* Data about app and page elements *
-----

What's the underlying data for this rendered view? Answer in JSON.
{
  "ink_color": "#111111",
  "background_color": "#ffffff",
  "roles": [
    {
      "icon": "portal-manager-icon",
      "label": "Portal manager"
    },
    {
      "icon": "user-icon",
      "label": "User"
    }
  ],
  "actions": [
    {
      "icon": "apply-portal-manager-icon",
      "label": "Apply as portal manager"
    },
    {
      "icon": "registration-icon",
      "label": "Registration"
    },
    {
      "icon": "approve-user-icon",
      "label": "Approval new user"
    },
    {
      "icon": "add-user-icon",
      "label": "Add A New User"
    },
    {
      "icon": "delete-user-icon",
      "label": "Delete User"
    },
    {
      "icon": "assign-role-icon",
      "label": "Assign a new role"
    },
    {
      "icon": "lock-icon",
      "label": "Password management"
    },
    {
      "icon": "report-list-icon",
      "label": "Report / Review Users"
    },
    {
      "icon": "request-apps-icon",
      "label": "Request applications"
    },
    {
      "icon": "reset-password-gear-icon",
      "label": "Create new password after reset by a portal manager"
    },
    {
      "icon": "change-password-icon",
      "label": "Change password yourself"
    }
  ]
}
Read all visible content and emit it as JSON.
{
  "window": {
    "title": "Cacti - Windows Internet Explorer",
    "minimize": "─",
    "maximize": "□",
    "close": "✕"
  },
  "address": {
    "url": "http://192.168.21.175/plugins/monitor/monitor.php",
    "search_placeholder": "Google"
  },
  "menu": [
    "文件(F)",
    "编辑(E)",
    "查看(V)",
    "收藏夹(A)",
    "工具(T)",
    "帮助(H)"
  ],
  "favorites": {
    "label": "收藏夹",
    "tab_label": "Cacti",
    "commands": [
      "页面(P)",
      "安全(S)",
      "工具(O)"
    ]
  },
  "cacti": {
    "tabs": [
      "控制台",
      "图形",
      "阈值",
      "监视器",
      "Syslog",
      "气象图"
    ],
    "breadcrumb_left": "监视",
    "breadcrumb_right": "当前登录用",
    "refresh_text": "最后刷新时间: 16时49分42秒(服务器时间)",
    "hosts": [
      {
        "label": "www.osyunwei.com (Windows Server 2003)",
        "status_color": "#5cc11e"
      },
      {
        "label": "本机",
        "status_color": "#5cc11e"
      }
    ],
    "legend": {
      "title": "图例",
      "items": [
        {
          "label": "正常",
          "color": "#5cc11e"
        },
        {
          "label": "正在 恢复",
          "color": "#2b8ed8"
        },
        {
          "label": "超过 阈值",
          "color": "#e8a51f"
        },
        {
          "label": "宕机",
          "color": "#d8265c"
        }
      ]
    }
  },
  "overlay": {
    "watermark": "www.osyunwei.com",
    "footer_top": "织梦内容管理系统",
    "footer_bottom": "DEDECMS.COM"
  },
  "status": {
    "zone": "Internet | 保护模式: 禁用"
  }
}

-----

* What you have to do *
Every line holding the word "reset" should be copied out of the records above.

* Task output *
      "icon": "reset-password-gear-icon",
      "label": "Create new password after reset by a portal manager"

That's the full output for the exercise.